▶ _TASK DETAILS_: Within the records below, how many lines contain "unit"? The answer is that number alone.

** Opening INPUT MATERIAL block **

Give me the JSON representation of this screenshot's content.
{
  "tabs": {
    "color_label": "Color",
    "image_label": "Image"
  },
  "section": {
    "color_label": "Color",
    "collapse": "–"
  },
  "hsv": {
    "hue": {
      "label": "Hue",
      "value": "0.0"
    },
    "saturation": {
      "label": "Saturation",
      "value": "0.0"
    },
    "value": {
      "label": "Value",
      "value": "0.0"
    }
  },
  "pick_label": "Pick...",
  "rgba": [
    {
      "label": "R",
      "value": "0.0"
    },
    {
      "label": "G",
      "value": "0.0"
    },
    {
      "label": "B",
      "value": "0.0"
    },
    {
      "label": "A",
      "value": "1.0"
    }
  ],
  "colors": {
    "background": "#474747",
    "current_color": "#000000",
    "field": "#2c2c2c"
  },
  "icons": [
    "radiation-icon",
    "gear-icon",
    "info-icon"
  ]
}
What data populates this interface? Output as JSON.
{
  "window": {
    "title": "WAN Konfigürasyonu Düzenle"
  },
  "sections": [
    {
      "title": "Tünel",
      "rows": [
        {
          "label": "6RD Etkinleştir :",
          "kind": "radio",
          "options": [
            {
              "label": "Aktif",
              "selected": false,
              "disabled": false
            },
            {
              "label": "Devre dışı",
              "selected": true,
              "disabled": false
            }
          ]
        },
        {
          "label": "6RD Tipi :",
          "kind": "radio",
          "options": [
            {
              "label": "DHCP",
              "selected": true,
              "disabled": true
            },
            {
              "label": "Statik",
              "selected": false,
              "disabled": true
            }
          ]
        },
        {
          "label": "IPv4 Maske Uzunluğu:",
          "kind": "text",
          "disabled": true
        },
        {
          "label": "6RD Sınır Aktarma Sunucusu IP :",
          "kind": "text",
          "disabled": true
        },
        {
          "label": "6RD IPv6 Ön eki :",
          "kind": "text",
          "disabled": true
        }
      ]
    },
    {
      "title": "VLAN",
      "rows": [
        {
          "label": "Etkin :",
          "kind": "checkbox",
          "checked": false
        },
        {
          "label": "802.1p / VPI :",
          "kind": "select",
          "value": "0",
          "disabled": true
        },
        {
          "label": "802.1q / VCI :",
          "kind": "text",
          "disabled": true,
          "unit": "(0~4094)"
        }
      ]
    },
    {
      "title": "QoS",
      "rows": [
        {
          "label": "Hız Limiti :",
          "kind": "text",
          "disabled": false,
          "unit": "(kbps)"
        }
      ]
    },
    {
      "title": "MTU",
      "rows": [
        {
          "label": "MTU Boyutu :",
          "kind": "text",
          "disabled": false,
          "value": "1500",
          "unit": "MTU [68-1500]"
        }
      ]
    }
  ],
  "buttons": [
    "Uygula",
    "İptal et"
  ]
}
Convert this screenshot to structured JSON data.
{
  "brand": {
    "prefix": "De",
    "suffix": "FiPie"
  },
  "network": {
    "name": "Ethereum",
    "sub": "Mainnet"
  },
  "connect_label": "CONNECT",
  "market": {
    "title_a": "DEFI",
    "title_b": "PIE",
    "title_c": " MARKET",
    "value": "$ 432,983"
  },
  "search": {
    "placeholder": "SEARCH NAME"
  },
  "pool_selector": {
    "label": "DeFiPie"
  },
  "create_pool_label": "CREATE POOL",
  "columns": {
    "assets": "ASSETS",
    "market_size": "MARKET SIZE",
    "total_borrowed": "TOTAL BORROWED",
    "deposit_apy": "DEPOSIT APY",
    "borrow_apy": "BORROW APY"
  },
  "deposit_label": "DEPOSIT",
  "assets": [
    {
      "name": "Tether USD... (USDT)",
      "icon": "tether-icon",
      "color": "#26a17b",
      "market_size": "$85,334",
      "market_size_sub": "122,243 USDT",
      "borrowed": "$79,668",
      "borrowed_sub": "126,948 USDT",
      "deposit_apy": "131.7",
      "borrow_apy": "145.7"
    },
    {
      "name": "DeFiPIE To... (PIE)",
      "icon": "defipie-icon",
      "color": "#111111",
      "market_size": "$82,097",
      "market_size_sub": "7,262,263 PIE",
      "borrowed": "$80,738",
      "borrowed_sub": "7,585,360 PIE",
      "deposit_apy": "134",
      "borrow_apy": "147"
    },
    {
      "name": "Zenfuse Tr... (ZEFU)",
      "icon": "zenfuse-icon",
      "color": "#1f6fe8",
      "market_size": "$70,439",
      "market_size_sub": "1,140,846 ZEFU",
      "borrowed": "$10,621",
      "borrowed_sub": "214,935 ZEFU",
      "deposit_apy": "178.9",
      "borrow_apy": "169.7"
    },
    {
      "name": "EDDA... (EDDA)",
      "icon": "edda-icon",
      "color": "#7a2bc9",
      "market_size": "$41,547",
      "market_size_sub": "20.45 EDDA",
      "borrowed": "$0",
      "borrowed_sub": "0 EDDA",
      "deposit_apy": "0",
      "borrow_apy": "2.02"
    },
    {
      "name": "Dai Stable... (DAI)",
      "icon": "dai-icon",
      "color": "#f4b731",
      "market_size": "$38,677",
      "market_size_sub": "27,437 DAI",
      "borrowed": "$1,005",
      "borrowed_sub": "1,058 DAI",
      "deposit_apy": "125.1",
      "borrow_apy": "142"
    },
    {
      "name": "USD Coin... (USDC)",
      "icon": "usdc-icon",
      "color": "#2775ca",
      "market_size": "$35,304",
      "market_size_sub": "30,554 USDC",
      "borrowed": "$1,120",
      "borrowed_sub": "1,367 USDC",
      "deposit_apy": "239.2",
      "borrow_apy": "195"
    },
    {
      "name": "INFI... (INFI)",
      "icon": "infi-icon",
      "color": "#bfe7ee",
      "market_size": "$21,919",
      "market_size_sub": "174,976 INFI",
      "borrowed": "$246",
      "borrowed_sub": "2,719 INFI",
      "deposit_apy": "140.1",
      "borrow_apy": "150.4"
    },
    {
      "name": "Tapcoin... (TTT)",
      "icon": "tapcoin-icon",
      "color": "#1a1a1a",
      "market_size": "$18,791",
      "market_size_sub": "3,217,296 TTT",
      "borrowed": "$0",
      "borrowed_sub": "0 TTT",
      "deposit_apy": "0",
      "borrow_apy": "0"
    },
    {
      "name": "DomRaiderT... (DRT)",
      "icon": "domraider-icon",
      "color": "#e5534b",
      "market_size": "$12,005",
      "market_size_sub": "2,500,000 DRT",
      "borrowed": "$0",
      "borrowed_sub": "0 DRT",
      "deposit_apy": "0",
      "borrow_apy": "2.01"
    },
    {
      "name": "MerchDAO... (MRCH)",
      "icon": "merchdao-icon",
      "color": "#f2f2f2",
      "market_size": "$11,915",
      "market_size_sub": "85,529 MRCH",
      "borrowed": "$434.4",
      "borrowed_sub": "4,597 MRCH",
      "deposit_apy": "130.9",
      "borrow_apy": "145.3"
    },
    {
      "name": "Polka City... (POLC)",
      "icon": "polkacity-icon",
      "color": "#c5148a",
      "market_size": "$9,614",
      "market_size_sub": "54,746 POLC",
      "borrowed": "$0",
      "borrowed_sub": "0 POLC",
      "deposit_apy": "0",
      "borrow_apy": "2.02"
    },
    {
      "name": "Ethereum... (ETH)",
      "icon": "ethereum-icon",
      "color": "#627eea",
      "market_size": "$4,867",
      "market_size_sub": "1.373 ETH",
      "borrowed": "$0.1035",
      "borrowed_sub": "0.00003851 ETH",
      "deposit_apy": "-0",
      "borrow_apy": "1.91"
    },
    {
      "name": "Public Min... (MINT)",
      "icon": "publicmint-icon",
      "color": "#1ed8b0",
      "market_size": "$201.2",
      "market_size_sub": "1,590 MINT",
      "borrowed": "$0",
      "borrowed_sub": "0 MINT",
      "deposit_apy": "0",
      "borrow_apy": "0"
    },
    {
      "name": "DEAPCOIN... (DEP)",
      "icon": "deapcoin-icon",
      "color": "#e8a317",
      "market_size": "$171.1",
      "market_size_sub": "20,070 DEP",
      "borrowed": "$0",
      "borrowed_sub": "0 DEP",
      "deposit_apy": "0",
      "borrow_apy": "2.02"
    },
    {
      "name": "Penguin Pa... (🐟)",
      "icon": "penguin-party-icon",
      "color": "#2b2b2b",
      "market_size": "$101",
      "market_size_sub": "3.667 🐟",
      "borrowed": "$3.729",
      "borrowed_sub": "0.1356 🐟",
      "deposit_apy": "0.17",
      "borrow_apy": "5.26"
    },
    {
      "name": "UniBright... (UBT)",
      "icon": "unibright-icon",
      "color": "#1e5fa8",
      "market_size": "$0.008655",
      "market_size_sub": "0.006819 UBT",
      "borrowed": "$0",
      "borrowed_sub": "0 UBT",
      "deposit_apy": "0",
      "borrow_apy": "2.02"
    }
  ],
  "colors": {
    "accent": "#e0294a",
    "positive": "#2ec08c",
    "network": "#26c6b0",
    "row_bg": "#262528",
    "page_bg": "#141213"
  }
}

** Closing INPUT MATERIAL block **

▶ _TASK SOLUTION_: 3